### Task brief
Go through the data and copy every line in which "outcome" appears.

### Record extracts
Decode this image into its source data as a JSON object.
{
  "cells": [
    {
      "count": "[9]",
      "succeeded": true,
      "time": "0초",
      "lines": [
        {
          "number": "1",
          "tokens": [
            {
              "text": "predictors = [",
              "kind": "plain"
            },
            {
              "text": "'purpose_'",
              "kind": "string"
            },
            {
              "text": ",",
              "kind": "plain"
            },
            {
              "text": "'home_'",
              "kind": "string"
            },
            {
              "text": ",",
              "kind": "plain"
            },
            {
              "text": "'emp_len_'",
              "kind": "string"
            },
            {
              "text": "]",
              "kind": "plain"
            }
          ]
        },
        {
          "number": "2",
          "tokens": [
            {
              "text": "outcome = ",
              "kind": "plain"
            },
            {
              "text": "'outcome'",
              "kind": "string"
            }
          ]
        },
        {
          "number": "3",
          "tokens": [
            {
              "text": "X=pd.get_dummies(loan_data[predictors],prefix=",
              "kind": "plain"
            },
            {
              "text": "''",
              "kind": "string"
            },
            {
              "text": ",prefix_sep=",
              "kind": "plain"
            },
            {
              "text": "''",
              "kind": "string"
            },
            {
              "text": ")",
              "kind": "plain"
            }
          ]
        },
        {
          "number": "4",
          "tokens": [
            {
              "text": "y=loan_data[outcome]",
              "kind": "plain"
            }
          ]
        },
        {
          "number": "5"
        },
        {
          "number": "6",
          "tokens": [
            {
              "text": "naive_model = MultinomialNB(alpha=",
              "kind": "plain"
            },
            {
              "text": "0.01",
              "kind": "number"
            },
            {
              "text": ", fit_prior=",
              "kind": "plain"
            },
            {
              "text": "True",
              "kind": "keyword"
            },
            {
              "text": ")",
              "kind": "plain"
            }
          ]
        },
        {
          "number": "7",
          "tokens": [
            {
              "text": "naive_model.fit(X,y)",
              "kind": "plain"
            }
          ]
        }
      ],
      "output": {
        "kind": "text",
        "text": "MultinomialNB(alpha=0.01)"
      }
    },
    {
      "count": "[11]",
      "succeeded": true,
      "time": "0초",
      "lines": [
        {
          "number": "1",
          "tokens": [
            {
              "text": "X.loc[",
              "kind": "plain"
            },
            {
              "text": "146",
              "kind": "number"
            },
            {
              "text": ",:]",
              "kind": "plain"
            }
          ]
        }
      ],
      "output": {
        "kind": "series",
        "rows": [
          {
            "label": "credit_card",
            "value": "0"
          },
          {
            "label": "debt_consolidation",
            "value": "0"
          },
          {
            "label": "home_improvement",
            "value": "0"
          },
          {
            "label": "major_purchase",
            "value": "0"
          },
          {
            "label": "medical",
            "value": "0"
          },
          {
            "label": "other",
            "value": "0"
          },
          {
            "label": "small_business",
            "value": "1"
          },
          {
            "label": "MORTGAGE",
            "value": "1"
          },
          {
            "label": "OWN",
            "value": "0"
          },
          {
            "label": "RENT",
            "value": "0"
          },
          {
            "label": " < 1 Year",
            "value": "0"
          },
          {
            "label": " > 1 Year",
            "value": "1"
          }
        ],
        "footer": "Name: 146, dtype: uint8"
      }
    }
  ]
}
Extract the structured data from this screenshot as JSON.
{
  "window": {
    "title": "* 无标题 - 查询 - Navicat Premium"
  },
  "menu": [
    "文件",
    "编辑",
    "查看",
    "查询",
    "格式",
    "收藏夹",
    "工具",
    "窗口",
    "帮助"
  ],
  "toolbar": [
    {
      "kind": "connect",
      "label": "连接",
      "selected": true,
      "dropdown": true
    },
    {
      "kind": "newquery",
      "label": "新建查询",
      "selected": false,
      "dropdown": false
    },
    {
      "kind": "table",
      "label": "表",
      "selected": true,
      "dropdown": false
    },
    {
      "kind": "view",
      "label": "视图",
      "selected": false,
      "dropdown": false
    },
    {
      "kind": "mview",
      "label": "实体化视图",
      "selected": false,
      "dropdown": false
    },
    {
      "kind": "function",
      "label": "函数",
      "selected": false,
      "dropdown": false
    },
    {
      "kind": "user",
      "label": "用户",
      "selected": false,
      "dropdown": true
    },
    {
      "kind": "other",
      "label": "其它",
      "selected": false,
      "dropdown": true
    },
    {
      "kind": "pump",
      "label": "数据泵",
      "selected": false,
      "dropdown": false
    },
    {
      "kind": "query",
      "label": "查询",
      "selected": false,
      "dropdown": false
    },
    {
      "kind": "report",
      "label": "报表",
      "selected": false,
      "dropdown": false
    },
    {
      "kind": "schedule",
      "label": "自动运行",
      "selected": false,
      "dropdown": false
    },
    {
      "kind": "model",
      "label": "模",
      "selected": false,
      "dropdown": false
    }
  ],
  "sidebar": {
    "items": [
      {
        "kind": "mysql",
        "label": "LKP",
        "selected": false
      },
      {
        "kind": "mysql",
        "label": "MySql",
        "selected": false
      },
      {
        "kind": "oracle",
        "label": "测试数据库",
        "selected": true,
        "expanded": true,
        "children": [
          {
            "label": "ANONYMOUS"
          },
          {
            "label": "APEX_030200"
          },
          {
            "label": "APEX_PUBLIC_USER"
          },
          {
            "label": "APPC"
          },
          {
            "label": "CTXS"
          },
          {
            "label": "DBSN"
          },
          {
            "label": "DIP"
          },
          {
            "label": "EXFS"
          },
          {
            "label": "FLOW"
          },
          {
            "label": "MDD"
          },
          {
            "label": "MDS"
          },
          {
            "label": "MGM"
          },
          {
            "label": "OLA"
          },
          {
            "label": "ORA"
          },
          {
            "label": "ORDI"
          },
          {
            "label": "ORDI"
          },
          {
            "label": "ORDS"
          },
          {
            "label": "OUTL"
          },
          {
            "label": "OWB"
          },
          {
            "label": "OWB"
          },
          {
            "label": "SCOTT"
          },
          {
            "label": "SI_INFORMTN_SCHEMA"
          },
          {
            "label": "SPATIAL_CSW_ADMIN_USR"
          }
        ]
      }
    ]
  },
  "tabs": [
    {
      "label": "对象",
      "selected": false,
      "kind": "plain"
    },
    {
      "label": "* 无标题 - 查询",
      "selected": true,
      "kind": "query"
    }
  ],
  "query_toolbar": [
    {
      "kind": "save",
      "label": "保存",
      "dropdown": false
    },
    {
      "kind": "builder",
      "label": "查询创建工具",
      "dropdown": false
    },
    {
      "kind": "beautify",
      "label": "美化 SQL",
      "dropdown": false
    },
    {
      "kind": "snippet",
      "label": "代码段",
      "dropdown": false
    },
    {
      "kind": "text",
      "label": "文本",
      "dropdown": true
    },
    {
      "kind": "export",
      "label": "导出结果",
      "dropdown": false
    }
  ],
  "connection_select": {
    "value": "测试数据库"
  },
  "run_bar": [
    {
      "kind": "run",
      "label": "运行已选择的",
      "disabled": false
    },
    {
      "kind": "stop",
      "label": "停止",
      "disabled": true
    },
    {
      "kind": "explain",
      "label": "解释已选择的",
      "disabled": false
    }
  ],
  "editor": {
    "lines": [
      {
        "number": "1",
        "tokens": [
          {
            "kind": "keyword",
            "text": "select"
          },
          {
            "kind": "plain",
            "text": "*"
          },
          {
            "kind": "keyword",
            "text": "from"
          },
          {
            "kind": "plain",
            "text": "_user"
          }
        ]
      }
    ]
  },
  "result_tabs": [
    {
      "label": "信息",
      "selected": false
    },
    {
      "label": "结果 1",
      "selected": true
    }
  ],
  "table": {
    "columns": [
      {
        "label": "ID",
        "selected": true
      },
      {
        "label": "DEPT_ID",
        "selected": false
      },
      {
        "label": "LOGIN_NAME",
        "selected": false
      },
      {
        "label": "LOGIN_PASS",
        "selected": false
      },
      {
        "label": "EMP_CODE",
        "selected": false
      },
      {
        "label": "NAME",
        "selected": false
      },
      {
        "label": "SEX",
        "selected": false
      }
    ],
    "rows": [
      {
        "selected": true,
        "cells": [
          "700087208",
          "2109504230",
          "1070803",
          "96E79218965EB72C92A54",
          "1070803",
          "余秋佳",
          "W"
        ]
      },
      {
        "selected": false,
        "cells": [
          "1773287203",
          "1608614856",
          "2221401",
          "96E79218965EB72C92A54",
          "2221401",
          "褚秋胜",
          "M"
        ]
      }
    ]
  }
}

### Output for this task
              "text": "outcome = ",
              "text": "'outcome'",
              "text": "y=loan_data[outcome]",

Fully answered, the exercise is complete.